Paisley: you’re familiar with it, and you’ve probably got at least one paisley shirt or tie lurking in the back of your wardrobe. But do you actually know where the print comes from? Well, wonder no more. Here are six little-known facts about the history of paisley.

  1. It references a design motif originating in Persia.

The teardrop-shaped motif used in the pattern is called a boteh in Persian. The word means bush, a flower bud or cluster of leaves. It is thought to be a stylised reference to floral arrangements or cypress trees, possibly relating to symbols in Zoroastrian religion.

  1. The fabric has origins in India.

While the boteh motif is of Persian origin, it’s incorporation into the fabric design known as paisley is thought to have originated in India, where many iterations of the boteh were fitted together to form a rich pattern.

  1. It was introduced to Europe in the 17th century.

In the 1600s, fabric featuring the design was manufactured in France, England and Holland using fabric printing techniques for mass production. The fabric became popular across the Baltic region in the 1700s.

  1. The word ‘paisley’ is of Scottish origin. 

The fabric became popular in Scotland in the 1800s, to the point that it came to be named (in English) after the Scottish town of Paisley. Paisley was a key centre for the weaving of this fabric in the English-speaking world, and so the town’s name was adopted as the name of the fabric.

  1. It’s an icon of psychedelia.
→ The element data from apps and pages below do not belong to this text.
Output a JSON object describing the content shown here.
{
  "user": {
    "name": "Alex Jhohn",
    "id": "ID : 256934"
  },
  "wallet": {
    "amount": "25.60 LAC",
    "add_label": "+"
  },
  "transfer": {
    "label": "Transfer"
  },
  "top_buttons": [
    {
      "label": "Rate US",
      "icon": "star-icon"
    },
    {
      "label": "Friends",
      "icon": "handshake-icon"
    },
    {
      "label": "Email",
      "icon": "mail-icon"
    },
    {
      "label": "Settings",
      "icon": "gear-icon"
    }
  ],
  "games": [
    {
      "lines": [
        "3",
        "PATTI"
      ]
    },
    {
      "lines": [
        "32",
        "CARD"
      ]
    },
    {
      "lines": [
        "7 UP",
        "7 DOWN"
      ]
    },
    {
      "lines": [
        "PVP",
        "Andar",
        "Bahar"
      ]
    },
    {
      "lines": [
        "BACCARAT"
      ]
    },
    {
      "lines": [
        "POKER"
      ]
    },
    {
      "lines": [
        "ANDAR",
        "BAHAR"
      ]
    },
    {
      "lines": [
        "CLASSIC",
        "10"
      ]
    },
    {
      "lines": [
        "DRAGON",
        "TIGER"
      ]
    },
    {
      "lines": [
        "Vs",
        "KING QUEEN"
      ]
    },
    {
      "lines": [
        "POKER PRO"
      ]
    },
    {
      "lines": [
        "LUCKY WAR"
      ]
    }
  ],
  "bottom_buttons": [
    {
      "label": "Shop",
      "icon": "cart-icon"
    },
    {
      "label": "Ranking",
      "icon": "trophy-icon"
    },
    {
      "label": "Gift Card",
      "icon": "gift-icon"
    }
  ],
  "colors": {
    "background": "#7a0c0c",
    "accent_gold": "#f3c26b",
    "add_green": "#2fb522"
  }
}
In the late 1960s, paisley became associated with psychedelia. This is perhaps due to a mainstream revival of the pattern in the early to mid 60s, partially thanks to The Beatles. Such was its popularity during 1967’s Summer of Love that it is commonly identified with psychedelic fashion to this day.

  1. It has been used as a national emblem for Azerbaijan. 

At the 2010 Winter Olympics, the Azerbaijani team’s uniforms incorporated pants with a boteh design. The motif also featured in the logo for the 2012 FIFA U-17 Women’s World Cup, which was held in Azerbaijan.